A: As we transition to the border reopening for non-essential travel, I look to the administration, Department of Homeland Security and Customs and Border Protection (CBP) officials to plan safe and efficient operations. After more than a year-and-a-half of restrictions I am eager to see this gradual reopening, so that we can get back to seeing our loved ones and supporting the border economy. I will continue to communicate with CBP to hear updates on how operations will be increased to ensure an effective border commute, especially for our essential workforce.
Read the response from Rep. Sara Jacobs, D-San Diego
A: The Biden Administration and the U.S. Customs and Border Protection Agency recently announced their plans for reopening our border with Mexico, and we know that a lot of folks have questions about what this process looks like and what it entails. Beginning on November 8, 2021, per the rules outlined by the Department of Homeland Security, the U.S. will allow non-essential travelers from Mexico to cross the border as long as they can provide proof of COVID-19 vaccination. For many people on both sides of the border, this re-opening will provide important and long-awaited opportunities, including the ability to see family and friends who they haven’t seen since the onset of the pandemic, or resuming parts of their daily lives in our border community that the pandemic halted. Congresswoman Jacobs believes that while this is something to be celebrated, we also must ensure that our border reopens safely and effectively.
Although the vaccination requirement for non-essential travel will go into effect next month, all travelers, including essential ones, will have to show proof of vaccination when crossing the border as of January 2022. These are important steps the Biden Administration is taking to ensure a safe reopening, and is another crucial component of ending this pandemic. For awareness, the Johnson & Johnson, Pfizer, Moderna, AstraZeneca, Covishield, Sinopharm, and Sinovac vaccines will fulfill the vaccine requirement.
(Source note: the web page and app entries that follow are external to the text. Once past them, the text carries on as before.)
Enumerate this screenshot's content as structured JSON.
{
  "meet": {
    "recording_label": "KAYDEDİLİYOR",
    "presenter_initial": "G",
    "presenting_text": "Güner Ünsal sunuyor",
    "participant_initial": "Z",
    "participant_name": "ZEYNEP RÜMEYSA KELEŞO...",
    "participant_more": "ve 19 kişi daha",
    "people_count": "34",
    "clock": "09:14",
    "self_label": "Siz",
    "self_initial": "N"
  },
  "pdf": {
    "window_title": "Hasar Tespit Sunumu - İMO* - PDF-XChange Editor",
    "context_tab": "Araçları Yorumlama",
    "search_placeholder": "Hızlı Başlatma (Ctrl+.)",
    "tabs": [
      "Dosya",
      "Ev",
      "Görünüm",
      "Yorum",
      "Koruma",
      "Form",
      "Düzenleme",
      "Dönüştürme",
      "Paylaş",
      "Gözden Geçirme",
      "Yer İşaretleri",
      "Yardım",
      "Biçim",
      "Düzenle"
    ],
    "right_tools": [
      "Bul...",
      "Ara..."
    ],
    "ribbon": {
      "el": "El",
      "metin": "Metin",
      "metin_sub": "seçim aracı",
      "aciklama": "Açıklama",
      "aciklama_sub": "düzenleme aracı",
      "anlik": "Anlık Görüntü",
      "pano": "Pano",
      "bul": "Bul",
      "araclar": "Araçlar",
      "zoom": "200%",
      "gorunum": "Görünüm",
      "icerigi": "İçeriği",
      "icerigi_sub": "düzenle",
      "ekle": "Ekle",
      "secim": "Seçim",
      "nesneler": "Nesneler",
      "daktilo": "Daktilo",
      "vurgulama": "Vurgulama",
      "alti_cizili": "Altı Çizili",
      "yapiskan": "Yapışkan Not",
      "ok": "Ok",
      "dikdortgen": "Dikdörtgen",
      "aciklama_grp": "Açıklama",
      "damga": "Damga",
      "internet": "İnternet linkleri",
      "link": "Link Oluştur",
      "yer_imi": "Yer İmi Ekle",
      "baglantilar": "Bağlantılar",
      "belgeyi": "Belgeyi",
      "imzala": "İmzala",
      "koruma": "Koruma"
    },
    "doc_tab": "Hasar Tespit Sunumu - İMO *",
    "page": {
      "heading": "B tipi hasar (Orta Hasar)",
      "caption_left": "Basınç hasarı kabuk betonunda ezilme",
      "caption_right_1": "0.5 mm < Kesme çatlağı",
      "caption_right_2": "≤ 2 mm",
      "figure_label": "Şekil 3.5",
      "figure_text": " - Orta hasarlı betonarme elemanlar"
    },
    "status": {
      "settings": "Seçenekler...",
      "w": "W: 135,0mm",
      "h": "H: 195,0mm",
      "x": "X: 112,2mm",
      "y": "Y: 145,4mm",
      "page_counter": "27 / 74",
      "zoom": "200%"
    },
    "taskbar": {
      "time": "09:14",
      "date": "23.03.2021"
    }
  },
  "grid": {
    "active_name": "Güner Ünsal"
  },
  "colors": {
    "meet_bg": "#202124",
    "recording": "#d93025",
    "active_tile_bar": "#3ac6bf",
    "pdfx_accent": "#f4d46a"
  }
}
Folks may prove their vaccination status by providing their vaccination certificate, photos of their vaccination certificate, or an electronic vaccination record from an official source like a public health agency.
Our office is working with the Customs and Border Protection Agency to ensure they have plans to safely reopen the border, making certain that asylum seekers are allowed access to our ports of entry, while also ensuring that frequent border travelers can cross as efficiently and quickly as possible.
Congresswoman Jacobs will work with the local congressional delegation to continue to provide oversight over the ports of entry in San Diego while adhering to the guidelines that the Administration has put forth. And of course, Congresswoman Jacobs will continue to work in close coordination with Senator Padilla, Senator Feinstein, and Congressman Vargas to ensure that they are doing what they can to reduce wait times and address other issues facing cross-border travelers.
Constituents looking for assistance should contact Congresswoman Jacobs’ office at (619) 280-5353.
Rep. Darrell Issa, R-San Diego, did not respond.